(Exercise details)
Your answer must be a single number: the count of lines in the entries below that hold "image".

(Given records)
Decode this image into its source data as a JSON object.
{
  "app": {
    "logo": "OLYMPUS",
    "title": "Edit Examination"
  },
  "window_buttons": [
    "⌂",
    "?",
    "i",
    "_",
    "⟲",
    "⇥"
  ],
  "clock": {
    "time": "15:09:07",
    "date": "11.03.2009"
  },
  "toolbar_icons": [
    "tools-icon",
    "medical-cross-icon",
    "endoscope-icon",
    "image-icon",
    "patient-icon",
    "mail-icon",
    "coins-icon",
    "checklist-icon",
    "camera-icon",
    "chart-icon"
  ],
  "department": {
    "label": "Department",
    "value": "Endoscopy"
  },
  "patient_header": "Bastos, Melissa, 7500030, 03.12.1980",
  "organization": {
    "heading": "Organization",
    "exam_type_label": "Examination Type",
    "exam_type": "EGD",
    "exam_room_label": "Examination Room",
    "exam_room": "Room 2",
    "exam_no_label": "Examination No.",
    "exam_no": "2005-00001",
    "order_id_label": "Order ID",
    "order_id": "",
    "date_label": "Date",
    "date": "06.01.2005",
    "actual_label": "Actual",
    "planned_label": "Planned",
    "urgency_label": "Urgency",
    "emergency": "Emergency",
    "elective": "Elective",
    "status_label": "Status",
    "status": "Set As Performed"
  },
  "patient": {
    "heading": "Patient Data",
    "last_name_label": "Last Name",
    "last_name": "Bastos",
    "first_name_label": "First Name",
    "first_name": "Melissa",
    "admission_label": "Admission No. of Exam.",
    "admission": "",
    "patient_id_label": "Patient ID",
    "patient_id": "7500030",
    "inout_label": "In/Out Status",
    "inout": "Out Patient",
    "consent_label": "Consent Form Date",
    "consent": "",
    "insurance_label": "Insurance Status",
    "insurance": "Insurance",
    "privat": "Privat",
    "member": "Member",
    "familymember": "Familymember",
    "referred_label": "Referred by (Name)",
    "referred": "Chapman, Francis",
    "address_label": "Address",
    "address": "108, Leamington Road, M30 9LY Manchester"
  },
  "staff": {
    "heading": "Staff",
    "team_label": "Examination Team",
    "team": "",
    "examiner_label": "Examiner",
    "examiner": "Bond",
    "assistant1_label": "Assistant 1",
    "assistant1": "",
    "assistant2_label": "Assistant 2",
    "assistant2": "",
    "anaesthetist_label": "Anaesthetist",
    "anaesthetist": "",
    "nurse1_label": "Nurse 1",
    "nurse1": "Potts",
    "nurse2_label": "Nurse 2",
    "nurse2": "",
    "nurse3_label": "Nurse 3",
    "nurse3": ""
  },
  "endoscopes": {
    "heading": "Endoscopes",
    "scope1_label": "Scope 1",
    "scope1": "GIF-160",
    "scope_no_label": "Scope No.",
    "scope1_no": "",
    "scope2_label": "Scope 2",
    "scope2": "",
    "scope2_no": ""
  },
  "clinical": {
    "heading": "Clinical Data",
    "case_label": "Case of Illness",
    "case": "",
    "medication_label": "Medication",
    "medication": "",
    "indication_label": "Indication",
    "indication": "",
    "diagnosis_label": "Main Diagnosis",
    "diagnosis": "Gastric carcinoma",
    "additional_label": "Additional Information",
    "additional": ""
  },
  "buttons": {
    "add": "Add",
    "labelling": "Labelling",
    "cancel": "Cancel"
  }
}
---
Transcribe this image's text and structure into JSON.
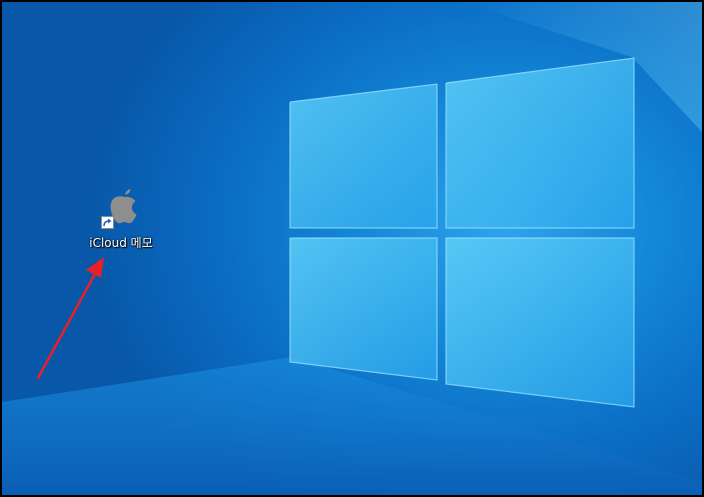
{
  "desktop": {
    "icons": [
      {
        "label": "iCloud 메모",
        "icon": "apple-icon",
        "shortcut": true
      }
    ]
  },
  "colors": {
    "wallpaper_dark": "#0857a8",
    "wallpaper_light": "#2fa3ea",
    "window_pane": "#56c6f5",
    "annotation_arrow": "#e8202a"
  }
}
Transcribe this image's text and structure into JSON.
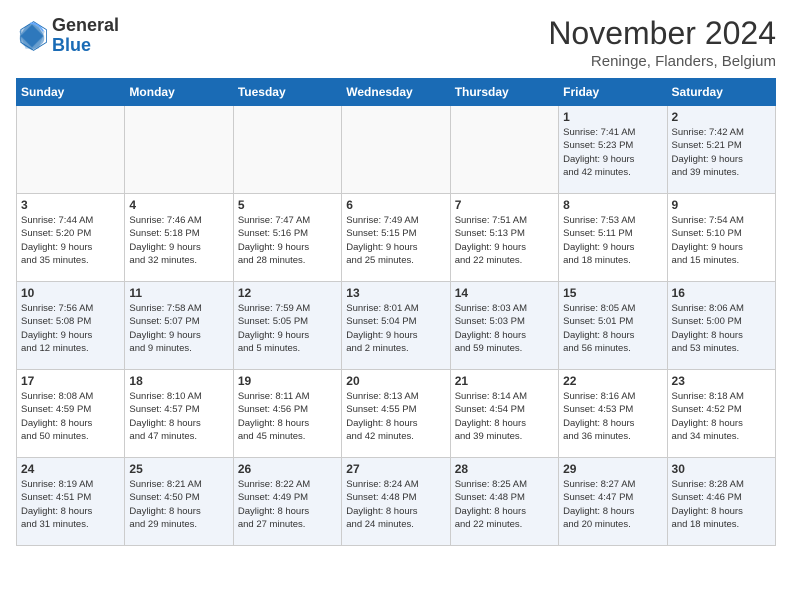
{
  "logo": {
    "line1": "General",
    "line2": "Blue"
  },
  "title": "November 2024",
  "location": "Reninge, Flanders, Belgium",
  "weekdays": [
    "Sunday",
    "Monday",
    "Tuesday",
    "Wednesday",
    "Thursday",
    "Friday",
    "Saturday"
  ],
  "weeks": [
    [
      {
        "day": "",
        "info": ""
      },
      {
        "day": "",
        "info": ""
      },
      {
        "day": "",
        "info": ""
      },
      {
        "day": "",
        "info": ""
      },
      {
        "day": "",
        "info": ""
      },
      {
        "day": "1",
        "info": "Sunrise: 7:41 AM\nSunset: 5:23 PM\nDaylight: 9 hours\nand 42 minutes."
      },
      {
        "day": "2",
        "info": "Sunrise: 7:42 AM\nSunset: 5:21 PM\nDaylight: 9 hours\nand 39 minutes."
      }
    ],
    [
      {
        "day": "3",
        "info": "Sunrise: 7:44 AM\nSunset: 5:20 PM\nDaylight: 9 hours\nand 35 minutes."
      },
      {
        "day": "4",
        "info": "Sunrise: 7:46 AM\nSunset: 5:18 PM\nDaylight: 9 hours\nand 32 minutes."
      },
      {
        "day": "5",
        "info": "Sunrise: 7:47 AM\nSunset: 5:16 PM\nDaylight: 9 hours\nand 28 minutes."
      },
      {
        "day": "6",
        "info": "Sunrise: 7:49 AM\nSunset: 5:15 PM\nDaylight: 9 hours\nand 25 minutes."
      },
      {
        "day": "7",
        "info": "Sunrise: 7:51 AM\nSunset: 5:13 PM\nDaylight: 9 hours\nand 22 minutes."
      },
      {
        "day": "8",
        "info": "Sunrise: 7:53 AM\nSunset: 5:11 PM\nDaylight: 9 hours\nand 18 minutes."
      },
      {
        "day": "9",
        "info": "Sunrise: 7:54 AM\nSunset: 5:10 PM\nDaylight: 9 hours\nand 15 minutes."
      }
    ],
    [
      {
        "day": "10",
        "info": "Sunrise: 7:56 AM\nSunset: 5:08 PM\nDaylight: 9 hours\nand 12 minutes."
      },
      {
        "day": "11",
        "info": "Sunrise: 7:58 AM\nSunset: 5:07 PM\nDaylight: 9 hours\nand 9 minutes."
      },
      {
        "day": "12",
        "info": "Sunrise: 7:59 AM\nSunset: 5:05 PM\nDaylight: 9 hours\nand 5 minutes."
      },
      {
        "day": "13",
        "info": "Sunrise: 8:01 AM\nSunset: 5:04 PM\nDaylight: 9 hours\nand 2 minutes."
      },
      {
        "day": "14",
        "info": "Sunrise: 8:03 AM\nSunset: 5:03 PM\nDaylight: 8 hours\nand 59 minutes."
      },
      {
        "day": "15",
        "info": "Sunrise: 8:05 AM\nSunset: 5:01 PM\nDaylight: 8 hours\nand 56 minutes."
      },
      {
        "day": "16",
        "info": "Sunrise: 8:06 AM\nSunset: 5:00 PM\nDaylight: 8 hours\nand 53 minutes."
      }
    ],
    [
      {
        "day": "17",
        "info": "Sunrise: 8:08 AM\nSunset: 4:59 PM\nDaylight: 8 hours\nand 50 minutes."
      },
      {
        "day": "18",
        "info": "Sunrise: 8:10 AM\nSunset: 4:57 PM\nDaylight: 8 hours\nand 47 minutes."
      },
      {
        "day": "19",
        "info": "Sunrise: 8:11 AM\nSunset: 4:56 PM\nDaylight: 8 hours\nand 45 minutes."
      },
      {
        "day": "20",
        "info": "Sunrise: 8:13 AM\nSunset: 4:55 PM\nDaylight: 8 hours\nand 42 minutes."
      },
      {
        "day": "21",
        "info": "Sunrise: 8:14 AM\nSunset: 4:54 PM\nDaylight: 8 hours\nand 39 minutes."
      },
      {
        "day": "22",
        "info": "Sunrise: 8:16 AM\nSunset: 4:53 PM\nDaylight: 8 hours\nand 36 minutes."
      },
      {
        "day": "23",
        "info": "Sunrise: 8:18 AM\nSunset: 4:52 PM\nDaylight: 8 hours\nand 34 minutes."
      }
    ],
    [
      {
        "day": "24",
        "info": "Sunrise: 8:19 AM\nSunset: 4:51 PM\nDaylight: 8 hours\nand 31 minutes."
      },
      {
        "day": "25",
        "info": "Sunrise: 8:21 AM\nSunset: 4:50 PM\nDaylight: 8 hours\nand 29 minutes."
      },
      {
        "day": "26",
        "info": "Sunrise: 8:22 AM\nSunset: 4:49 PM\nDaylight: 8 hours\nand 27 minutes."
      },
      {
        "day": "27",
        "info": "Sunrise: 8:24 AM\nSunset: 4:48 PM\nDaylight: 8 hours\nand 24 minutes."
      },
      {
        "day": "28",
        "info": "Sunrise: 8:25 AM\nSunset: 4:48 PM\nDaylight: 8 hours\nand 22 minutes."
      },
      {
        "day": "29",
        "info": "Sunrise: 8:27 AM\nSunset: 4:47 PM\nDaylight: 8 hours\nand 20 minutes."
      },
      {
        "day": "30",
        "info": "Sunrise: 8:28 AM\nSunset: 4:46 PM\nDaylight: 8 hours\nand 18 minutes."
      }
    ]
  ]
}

(The answer)
4